Data records

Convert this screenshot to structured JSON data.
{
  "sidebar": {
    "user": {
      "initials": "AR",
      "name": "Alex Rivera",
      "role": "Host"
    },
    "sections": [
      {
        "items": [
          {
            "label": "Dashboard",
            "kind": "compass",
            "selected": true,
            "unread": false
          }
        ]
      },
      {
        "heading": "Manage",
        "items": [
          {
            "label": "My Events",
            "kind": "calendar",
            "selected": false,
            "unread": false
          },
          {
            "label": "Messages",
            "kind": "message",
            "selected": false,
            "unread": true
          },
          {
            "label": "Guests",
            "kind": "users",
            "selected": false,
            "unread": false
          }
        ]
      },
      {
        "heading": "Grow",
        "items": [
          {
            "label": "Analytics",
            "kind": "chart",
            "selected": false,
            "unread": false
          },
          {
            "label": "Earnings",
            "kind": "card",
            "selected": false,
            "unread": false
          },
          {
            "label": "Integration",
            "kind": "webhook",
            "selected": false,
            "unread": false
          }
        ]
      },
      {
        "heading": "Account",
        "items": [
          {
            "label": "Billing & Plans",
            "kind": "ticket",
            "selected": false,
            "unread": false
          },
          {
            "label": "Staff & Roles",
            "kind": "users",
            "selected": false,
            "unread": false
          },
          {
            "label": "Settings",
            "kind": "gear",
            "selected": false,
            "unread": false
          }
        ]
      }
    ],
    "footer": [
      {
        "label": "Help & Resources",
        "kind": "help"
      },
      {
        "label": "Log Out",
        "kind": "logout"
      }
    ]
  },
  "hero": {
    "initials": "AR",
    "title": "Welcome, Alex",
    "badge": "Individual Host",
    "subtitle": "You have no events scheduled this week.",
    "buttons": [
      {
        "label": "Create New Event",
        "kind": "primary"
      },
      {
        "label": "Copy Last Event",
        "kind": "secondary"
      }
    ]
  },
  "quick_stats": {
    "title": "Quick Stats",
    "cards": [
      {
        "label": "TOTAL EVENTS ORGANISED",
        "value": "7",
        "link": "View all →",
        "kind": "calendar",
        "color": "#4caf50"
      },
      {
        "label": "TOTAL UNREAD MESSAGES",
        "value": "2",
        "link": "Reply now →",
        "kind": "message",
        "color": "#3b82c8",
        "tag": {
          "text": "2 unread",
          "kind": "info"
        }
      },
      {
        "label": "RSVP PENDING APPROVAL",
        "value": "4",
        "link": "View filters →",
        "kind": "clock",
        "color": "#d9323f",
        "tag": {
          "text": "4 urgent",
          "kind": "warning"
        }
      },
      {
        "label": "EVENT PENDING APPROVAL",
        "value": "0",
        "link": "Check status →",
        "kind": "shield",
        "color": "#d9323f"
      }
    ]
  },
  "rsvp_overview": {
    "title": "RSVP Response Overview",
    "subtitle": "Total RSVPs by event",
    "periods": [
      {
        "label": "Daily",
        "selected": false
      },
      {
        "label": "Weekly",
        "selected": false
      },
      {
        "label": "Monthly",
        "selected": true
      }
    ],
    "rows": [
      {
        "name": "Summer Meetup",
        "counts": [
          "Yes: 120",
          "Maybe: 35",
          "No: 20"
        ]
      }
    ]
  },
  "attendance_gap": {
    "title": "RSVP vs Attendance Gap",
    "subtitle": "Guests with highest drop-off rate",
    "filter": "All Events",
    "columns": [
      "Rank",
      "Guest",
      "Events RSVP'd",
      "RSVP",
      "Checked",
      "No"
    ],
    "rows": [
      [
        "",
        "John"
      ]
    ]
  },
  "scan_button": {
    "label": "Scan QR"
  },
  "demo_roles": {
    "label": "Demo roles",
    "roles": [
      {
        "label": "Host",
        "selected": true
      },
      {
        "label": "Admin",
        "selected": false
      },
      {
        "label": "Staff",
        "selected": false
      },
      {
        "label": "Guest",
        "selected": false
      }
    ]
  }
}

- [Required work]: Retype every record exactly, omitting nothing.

- [Response]:
Convert this screenshot to structured JSON data.
{
  "sidebar": {
    "user": {
      "initials": "AR",
      "name": "Alex Rivera",
      "role": "Host"
    },
    "sections": [
      {
        "items": [
          {
            "label": "Dashboard",
            "kind": "compass",
            "selected": true,
            "unread": false
          }
        ]
      },
      {
        "heading": "Manage",
        "items": [
          {
            "label": "My Events",
            "kind": "calendar",
            "selected": false,
            "unread": false
          },
          {
            "label": "Messages",
            "kind": "message",
            "selected": false,
            "unread": true
          },
          {
            "label": "Guests",
            "kind": "users",
            "selected": false,
            "unread": false
          }
        ]
      },
      {
        "heading": "Grow",
        "items": [
          {
            "label": "Analytics",
            "kind": "chart",
            "selected": false,
            "unread": false
          },
          {
            "label": "Earnings",
            "kind": "card",
            "selected": false,
            "unread": false
          },
          {
            "label": "Integration",
            "kind": "webhook",
            "selected": false,
            "unread": false
          }
        ]
      },
      {
        "heading": "Account",
        "items": [
          {
            "label": "Billing & Plans",
            "kind": "ticket",
            "selected": false,
            "unread": false
          },
          {
            "label": "Staff & Roles",
            "kind": "users",
            "selected": false,
            "unread": false
          },
          {
            "label": "Settings",
            "kind": "gear",
            "selected": false,
            "unread": false
          }
        ]
      }
    ],
    "footer": [
      {
        "label": "Help & Resources",
        "kind": "help"
      },
      {
        "label": "Log Out",
        "kind": "logout"
      }
    ]
  },
  "hero": {
    "initials": "AR",
    "title": "Welcome, Alex",
    "badge": "Individual Host",
    "subtitle": "You have no events scheduled this week.",
    "buttons": [
      {
        "label": "Create New Event",
        "kind": "primary"
      },
      {
        "label": "Copy Last Event",
        "kind": "secondary"
      }
    ]
  },
  "quick_stats": {
    "title": "Quick Stats",
    "cards": [
      {
        "label": "TOTAL EVENTS ORGANISED",
        "value": "7",
        "link": "View all →",
        "kind": "calendar",
        "color": "#4caf50"
      },
      {
        "label": "TOTAL UNREAD MESSAGES",
        "value": "2",
        "link": "Reply now →",
        "kind": "message",
        "color": "#3b82c8",
        "tag": {
          "text": "2 unread",
          "kind": "info"
        }
      },
      {
        "label": "RSVP PENDING APPROVAL",
        "value": "4",
        "link": "View filters →",
        "kind": "clock",
        "color": "#d9323f",
        "tag": {
          "text": "4 urgent",
          "kind": "warning"
        }
      },
      {
        "label": "EVENT PENDING APPROVAL",
        "value": "0",
        "link": "Check status →",
        "kind": "shield",
        "color": "#d9323f"
      }
    ]
  },
  "rsvp_overview": {
    "title": "RSVP Response Overview",
    "subtitle": "Total RSVPs by event",
    "periods": [
      {
        "label": "Daily",
        "selected": false
      },
      {
        "label": "Weekly",
        "selected": false
      },
      {
        "label": "Monthly",
        "selected": true
      }
    ],
    "rows": [
      {
        "name": "Summer Meetup",
        "counts": [
          "Yes: 120",
          "Maybe: 35",
          "No: 20"
        ]
      }
    ]
  },
  "attendance_gap": {
    "title": "RSVP vs Attendance Gap",
    "subtitle": "Guests with highest drop-off rate",
    "filter": "All Events",
    "columns": [
      "Rank",
      "Guest",
      "Events RSVP'd",
      "RSVP",
      "Checked",
      "No"
    ],
    "rows": [
      [
        "",
        "John"
      ]
    ]
  },
  "scan_button": {
    "label": "Scan QR"
  },
  "demo_roles": {
    "label": "Demo roles",
    "roles": [
      {
        "label": "Host",
        "selected": true
      },
      {
        "label": "Admin",
        "selected": false
      },
      {
        "label": "Staff",
        "selected": false
      },
      {
        "label": "Guest",
        "selected": false
      }
    ]
  }
}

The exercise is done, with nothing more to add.